DATASET ENTRIES |
= Beginning of Section =
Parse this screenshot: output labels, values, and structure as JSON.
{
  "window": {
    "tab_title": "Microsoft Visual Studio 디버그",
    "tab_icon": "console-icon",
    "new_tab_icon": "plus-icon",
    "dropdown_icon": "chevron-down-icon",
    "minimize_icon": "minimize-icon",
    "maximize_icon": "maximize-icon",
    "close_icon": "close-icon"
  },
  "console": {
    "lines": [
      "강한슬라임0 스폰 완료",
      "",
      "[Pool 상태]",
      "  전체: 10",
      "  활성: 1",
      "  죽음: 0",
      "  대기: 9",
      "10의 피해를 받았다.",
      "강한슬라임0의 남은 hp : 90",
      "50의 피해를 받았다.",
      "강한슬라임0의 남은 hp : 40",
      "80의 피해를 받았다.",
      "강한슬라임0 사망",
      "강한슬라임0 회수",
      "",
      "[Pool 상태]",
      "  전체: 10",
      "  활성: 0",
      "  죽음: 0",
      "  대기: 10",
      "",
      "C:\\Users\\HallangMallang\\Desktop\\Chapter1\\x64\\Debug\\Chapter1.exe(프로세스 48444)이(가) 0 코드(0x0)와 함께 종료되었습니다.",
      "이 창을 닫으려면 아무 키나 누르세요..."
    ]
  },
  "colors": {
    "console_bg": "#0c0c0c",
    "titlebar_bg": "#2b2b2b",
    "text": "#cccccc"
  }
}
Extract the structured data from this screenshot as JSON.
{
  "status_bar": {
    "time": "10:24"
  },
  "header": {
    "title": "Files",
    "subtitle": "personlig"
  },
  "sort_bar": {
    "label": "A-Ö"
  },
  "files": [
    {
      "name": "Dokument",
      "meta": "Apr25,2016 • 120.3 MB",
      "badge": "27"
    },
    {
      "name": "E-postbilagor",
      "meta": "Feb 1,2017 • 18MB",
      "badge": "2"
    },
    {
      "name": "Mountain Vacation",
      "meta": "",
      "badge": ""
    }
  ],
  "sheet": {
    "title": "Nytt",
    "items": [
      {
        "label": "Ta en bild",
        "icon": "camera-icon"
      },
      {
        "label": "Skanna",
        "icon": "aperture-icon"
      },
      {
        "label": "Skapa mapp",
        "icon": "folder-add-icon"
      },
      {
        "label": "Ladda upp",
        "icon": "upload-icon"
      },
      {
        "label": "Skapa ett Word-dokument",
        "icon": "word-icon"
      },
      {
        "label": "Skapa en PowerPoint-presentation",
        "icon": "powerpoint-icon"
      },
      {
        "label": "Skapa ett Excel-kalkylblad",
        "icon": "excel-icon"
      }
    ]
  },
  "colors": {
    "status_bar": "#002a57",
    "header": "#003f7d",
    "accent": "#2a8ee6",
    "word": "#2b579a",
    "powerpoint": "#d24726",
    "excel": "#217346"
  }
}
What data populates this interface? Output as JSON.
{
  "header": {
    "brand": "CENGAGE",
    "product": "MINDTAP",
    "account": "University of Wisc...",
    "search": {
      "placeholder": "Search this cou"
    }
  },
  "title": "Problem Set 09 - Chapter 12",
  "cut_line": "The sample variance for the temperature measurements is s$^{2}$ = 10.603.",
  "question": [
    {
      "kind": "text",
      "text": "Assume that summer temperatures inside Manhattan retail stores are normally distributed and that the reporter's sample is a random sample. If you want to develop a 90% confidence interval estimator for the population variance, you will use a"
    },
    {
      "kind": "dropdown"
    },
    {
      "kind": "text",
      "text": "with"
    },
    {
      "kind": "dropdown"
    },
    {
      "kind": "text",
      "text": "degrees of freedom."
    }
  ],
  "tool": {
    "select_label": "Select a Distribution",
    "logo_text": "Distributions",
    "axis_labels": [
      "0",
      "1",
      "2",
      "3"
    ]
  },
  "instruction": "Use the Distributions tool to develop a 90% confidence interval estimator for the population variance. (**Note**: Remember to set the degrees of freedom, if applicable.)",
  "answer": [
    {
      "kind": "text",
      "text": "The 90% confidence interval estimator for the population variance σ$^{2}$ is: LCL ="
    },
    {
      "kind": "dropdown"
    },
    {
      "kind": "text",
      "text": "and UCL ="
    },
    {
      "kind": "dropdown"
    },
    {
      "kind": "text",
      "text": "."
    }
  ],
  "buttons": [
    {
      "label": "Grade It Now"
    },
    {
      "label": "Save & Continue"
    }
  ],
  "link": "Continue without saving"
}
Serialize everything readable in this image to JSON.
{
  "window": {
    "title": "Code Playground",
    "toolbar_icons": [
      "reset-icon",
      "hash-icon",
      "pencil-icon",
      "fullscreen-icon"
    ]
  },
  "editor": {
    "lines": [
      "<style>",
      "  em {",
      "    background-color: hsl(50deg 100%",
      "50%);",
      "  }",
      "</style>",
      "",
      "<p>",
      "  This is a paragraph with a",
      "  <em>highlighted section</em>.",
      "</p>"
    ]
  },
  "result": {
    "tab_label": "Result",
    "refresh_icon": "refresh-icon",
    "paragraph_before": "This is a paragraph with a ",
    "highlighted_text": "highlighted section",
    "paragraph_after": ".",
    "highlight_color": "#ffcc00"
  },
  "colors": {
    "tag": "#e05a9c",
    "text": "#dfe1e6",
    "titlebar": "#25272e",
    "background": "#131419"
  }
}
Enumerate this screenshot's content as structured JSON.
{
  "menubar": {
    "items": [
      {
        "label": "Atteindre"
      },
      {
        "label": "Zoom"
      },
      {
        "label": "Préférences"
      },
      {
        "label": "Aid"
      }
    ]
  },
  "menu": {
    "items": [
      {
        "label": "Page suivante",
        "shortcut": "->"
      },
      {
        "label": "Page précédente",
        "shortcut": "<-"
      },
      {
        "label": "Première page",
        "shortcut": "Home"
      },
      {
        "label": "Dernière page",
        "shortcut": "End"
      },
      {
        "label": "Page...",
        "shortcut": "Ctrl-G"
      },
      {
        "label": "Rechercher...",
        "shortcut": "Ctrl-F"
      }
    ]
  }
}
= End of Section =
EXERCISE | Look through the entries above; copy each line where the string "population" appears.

ANSWER BOX |
      "text": "Assume that summer temperatures inside Manhattan retail stores are normally distributed and that the reporter's sample is a random sample. If you want to develop a 90% confidence interval estimator for the population variance, you will use a"
  "instruction": "Use the Distributions tool to develop a 90% confidence interval estimator for the population variance. (**Note**: Remember to set the degrees of freedom, if applicable.)",
      "text": "The 90% confidence interval estimator for the population variance σ$^{2}$ is: LCL ="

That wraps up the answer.